When I was physically touched, I most often concluded that it was in the name of either patient safety or my own education. While holding an instrument in the body cavity, I would frequently have my hand repositioned. It was often more forceful than I would have liked, but the intention was clearly to make the case run smoother – for the camera to be better positioned, for the suction tip to be hitting the right spot, for the organs we weren’t operating on to be retracted more outside of the surgical field. I never felt that anyone had the intention of harming me.
I mentally approved of these touches, but I never gave explicit consent. In medical training, we give unspoken consent: with the privilege of learning to do physical exams, procedures, or surgeries comes the expectation that you’ll be physically touched in an educational manner.
Most will agree that the use of physical punishment is wrong – that on the spectrum of good to bad touches, punishment is squarely bad. Along with this spectrum, though, is an axis of intention, from patient care and education, to inappropriate affection and punishment. In the context of these axes, perhaps unspoken consent is not enough.

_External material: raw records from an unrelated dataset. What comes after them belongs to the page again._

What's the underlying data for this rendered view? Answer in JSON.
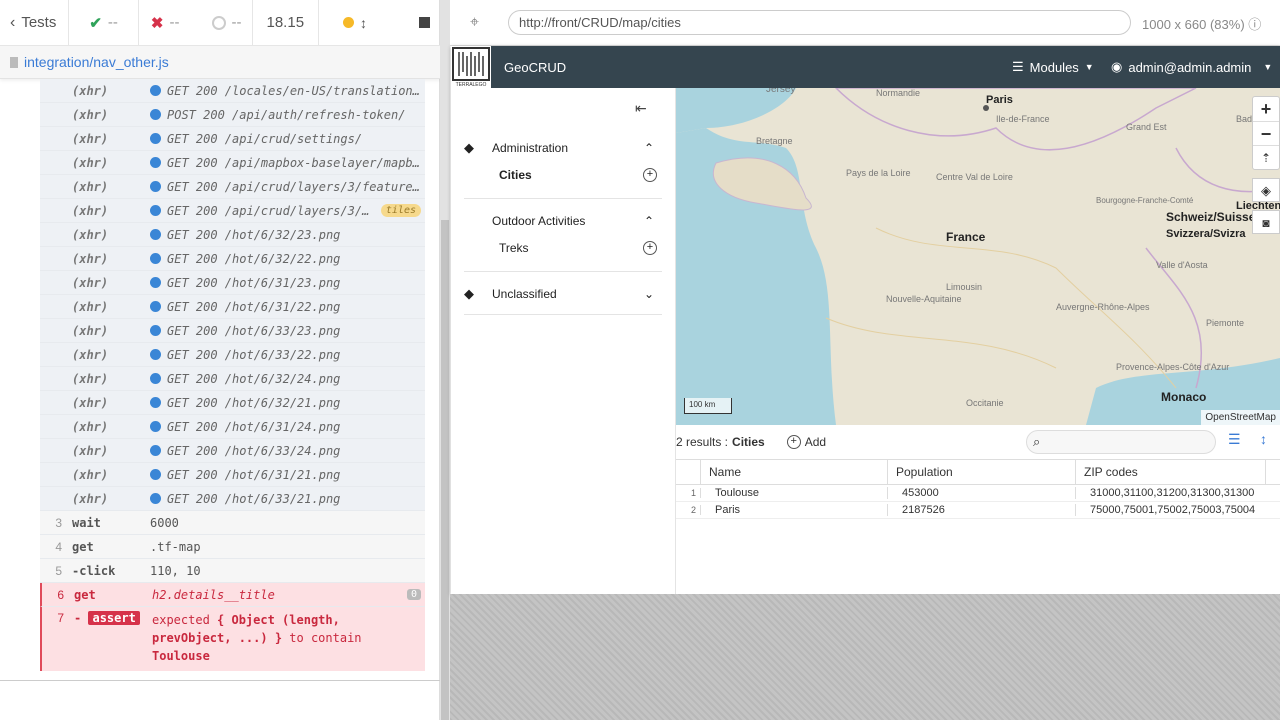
{
  "runner": {
    "back_label": "Tests",
    "passed": "--",
    "failed": "--",
    "pending": "--",
    "duration": "18.15",
    "spec_file": "integration/nav_other.js"
  },
  "log": [
    {
      "num": "",
      "name": "(xhr)",
      "msg": "GET 200 /locales/en-US/translation…",
      "badge": ""
    },
    {
      "num": "",
      "name": "(xhr)",
      "msg": "POST 200 /api/auth/refresh-token/",
      "badge": ""
    },
    {
      "num": "",
      "name": "(xhr)",
      "msg": "GET 200 /api/crud/settings/",
      "badge": ""
    },
    {
      "num": "",
      "name": "(xhr)",
      "msg": "GET 200 /api/mapbox-baselayer/mapb…",
      "badge": ""
    },
    {
      "num": "",
      "name": "(xhr)",
      "msg": "GET 200 /api/crud/layers/3/feature…",
      "badge": ""
    },
    {
      "num": "",
      "name": "(xhr)",
      "msg": "GET 200 /api/crud/layers/3/ti…",
      "badge": "tiles"
    },
    {
      "num": "",
      "name": "(xhr)",
      "msg": "GET 200 /hot/6/32/23.png",
      "badge": ""
    },
    {
      "num": "",
      "name": "(xhr)",
      "msg": "GET 200 /hot/6/32/22.png",
      "badge": ""
    },
    {
      "num": "",
      "name": "(xhr)",
      "msg": "GET 200 /hot/6/31/23.png",
      "badge": ""
    },
    {
      "num": "",
      "name": "(xhr)",
      "msg": "GET 200 /hot/6/31/22.png",
      "badge": ""
    },
    {
      "num": "",
      "name": "(xhr)",
      "msg": "GET 200 /hot/6/33/23.png",
      "badge": ""
    },
    {
      "num": "",
      "name": "(xhr)",
      "msg": "GET 200 /hot/6/33/22.png",
      "badge": ""
    },
    {
      "num": "",
      "name": "(xhr)",
      "msg": "GET 200 /hot/6/32/24.png",
      "badge": ""
    },
    {
      "num": "",
      "name": "(xhr)",
      "msg": "GET 200 /hot/6/32/21.png",
      "badge": ""
    },
    {
      "num": "",
      "name": "(xhr)",
      "msg": "GET 200 /hot/6/31/24.png",
      "badge": ""
    },
    {
      "num": "",
      "name": "(xhr)",
      "msg": "GET 200 /hot/6/33/24.png",
      "badge": ""
    },
    {
      "num": "",
      "name": "(xhr)",
      "msg": "GET 200 /hot/6/31/21.png",
      "badge": ""
    },
    {
      "num": "",
      "name": "(xhr)",
      "msg": "GET 200 /hot/6/33/21.png",
      "badge": ""
    }
  ],
  "commands": [
    {
      "num": "3",
      "name": "wait",
      "msg": "6000"
    },
    {
      "num": "4",
      "name": "get",
      "msg": ".tf-map"
    },
    {
      "num": "5",
      "name": "-click",
      "msg": "110, 10"
    }
  ],
  "fail": {
    "get_num": "6",
    "get_name": "get",
    "get_msg": "h2.details__title",
    "get_count": "0",
    "assert_num": "7",
    "assert_prefix": "-",
    "assert_name": "assert",
    "assert_line1": "expected",
    "assert_obj1": "{ Object (length,",
    "assert_obj2": "prevObject, ...) }",
    "assert_line2": "to contain",
    "assert_value": "Toulouse"
  },
  "browser": {
    "url": "http://front/CRUD/map/cities",
    "viewport": "1000 x 660",
    "scale": "(83%)"
  },
  "app": {
    "logo_text": "TERRALEGO",
    "name": "GeoCRUD",
    "modules_label": "Modules",
    "user_label": "admin@admin.admin",
    "groups": [
      {
        "label": "Administration",
        "items": [
          "Cities"
        ]
      },
      {
        "label": "Outdoor Activities",
        "items": [
          "Treks"
        ]
      },
      {
        "label": "Unclassified",
        "items": []
      }
    ],
    "map": {
      "labels": [
        "Jersey",
        "Paris",
        "Normandie",
        "Bretagne",
        "Pays de la Loire",
        "Centre Val de Loire",
        "Grand Est",
        "France",
        "Bourgogne-Franche-Comté",
        "Schweiz/Suisse",
        "Svizzera/Svizra",
        "Liechtenstein",
        "Nouvelle-Aquitaine",
        "Limousin",
        "Auvergne-Rhône-Alpes",
        "Occitanie",
        "Provence-Alpes-Côte d'Azur",
        "Monaco",
        "Valle d'Aosta",
        "Piemonte",
        "Ile-de-France",
        "Baden-Württemberg"
      ],
      "scale": "100 km",
      "attribution": "OpenStreetMap"
    },
    "results_count": "2 results :",
    "results_layer": "Cities",
    "add_label": "Add",
    "columns": [
      "Name",
      "Population",
      "ZIP codes"
    ],
    "rows": [
      {
        "index": "1",
        "name": "Toulouse",
        "population": "453000",
        "zip": "31000,31100,31200,31300,31300"
      },
      {
        "index": "2",
        "name": "Paris",
        "population": "2187526",
        "zip": "75000,75001,75002,75003,75004"
      }
    ]
  },
  "colors": {
    "header": "#35454f",
    "accent": "#3a7bd5",
    "fail": "#c9283e"
  }
}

We must remember the humanity of medical trainees, each of whom has their own history and experiences. For many, this includes a history of physical or sexual abuse. Furthermore, we should be practicing what we preach. As a future pediatrician, I think my patients deserve respect and bodily autonomy, regardless of their age. As an attending, I hope to instill in both my patients and my trainees that they have the right to not be touched without consent.
Medical students are required to rotate through each specialty, despite not being well-versed in the norms in each field. A student could finish their family medicine rotation on Friday, receive a brief orientation to their ob/gyn rotation on Monday, and be scrubbing into a surgery on Tuesday. As we move students from rotation to rotation, we should be orienting them to the environment they’ll be working in and what kind of physical touches they might expect: when doing a Pap smear, the supervisor will likely brush against you while they try to see what you’re seeing; when participating in a code, someone might physically tap you out from doing chest compressions; in the ED or OR, you can expect someone to put their hand on yours to guide you as you put in stitches.
The burden to discuss consent cannot fall solely on students, given they are already vulnerable at the bottom of the medical system’s totem pole. With the privilege of being an educator comes the responsibility to make trainees feel comfortable. While discussing the plan for an upcoming procedure or surgery, it only takes a few extra moments to discuss what the trainee can expect in terms of physical touching.
The resident I worked with shouldn’t be “used to” physical punishment, but we can create a training environment where each individual is used to, and prepared for, an educational touch.
What's a physical touch you didn't expect in medical education? Share in the comments.
Sarah MacLean grew up in the suburbs of New York City before attending The University of North Carolina at Chapel Hill. She is currently a fourth-year medical student at the Icahn School of Medicine at Mount Sinai and applying into pediatrics. She is particularly interested in a career that integrates primary care medicine with research and advocacy. She is a 2020–2021 Doximity Op-Med Fellow.